- MATERIALS PROVIDED
□ □ □
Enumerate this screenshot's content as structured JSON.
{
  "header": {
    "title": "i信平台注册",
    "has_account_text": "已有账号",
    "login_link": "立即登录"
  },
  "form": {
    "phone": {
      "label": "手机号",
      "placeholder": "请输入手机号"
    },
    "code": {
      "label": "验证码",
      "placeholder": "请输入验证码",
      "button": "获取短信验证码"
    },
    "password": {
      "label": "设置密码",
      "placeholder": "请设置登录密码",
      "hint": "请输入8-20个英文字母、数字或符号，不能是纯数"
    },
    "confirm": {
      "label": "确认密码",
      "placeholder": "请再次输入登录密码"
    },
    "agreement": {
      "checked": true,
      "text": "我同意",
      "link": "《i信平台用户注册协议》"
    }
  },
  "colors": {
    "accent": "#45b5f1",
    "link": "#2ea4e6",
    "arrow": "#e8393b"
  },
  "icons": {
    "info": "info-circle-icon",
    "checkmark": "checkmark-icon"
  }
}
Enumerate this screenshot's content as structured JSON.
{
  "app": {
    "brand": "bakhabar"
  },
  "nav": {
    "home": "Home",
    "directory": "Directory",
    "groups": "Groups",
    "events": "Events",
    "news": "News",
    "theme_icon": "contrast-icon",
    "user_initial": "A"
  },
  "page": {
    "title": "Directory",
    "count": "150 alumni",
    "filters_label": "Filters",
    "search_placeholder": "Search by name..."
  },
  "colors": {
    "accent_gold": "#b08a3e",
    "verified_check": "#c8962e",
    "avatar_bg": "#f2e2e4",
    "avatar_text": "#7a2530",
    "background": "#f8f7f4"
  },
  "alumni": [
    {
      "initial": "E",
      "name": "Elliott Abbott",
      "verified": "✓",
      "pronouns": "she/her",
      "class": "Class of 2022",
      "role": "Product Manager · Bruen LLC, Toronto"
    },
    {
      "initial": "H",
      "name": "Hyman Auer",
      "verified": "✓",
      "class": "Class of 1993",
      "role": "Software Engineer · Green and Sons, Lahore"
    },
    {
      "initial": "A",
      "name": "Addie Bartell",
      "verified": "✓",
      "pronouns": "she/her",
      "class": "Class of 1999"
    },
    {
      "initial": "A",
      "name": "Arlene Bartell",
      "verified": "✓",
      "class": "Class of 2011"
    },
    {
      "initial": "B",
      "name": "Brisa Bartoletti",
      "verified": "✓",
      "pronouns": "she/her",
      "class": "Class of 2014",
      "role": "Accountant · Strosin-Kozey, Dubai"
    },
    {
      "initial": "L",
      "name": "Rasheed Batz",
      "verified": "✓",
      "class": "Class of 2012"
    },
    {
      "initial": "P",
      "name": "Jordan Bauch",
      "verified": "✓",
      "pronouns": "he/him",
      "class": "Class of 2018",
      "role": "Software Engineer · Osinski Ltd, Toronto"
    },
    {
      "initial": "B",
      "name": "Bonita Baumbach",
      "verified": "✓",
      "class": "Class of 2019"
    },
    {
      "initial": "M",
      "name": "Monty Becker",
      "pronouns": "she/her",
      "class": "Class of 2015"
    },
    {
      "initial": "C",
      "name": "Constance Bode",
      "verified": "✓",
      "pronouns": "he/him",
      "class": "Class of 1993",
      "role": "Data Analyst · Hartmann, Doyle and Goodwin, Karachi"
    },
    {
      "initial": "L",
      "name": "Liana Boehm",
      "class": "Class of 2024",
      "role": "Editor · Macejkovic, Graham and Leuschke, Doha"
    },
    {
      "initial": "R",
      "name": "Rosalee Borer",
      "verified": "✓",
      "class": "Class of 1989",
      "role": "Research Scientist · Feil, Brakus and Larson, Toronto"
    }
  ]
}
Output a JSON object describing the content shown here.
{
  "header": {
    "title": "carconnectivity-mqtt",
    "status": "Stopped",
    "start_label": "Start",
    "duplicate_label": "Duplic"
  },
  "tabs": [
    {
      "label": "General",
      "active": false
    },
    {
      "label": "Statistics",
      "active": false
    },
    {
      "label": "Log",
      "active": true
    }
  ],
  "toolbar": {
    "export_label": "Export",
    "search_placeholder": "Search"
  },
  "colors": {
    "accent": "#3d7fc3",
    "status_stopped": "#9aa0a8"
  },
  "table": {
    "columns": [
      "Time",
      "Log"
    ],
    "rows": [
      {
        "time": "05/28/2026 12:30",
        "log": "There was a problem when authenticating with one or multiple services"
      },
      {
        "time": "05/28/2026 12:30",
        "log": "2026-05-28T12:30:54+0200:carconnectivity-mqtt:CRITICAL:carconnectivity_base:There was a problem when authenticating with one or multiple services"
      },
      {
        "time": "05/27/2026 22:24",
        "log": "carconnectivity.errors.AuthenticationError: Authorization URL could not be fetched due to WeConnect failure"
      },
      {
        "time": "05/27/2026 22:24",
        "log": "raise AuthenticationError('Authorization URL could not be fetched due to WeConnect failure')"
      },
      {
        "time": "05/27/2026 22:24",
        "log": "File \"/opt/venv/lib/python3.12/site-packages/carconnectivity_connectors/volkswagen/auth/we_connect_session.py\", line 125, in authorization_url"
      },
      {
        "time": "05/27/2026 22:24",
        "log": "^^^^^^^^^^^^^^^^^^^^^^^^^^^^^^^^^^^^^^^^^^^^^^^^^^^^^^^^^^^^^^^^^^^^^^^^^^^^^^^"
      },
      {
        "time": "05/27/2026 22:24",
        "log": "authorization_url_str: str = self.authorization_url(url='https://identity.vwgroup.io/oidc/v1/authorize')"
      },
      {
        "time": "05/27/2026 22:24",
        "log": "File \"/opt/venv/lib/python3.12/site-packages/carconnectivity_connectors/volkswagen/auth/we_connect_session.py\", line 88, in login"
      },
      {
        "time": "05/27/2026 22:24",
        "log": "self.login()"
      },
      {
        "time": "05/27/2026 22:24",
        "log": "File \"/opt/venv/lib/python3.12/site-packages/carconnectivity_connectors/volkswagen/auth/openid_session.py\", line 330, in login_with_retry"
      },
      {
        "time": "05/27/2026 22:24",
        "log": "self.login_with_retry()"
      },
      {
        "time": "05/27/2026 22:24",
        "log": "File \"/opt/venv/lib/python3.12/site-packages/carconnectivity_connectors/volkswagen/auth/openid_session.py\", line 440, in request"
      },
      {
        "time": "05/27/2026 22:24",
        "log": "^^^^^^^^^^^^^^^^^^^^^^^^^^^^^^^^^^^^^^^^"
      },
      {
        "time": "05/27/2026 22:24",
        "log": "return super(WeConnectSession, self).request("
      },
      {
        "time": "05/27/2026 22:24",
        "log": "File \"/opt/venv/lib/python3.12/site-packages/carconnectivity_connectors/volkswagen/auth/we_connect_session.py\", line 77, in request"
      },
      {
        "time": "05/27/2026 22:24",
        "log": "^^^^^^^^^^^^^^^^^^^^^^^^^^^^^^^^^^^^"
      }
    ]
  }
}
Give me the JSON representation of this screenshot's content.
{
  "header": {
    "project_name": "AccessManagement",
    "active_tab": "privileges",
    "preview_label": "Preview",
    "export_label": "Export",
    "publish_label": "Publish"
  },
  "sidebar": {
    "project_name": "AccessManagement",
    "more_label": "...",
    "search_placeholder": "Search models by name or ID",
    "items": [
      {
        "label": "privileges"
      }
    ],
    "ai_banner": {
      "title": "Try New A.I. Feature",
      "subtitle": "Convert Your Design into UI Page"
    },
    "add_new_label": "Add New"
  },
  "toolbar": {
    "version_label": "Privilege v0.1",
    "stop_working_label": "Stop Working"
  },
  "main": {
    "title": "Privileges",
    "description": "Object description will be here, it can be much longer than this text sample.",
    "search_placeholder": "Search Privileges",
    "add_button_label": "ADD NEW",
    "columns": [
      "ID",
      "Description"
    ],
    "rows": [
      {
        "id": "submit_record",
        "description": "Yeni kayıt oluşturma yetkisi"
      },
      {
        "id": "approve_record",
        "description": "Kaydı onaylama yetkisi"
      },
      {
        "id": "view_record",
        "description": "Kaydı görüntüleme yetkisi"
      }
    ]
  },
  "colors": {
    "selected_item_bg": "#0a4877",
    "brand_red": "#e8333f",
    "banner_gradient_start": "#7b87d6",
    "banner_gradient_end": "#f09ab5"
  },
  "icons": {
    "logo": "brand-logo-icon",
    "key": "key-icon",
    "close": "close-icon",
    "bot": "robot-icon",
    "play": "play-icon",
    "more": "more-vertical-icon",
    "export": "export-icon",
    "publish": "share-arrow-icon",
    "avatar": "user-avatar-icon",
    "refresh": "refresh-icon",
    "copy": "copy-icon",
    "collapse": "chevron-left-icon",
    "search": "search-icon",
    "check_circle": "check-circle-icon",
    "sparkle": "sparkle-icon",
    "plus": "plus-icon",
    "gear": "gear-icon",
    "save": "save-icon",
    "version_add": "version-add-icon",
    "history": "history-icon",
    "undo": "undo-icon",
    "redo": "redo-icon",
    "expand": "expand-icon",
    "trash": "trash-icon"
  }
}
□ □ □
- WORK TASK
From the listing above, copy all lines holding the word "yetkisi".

- SOLVED EXERCISE
        "description": "Yeni kayıt oluşturma yetkisi"
        "description": "Kaydı onaylama yetkisi"
        "description": "Kaydı görüntüleme yetkisi"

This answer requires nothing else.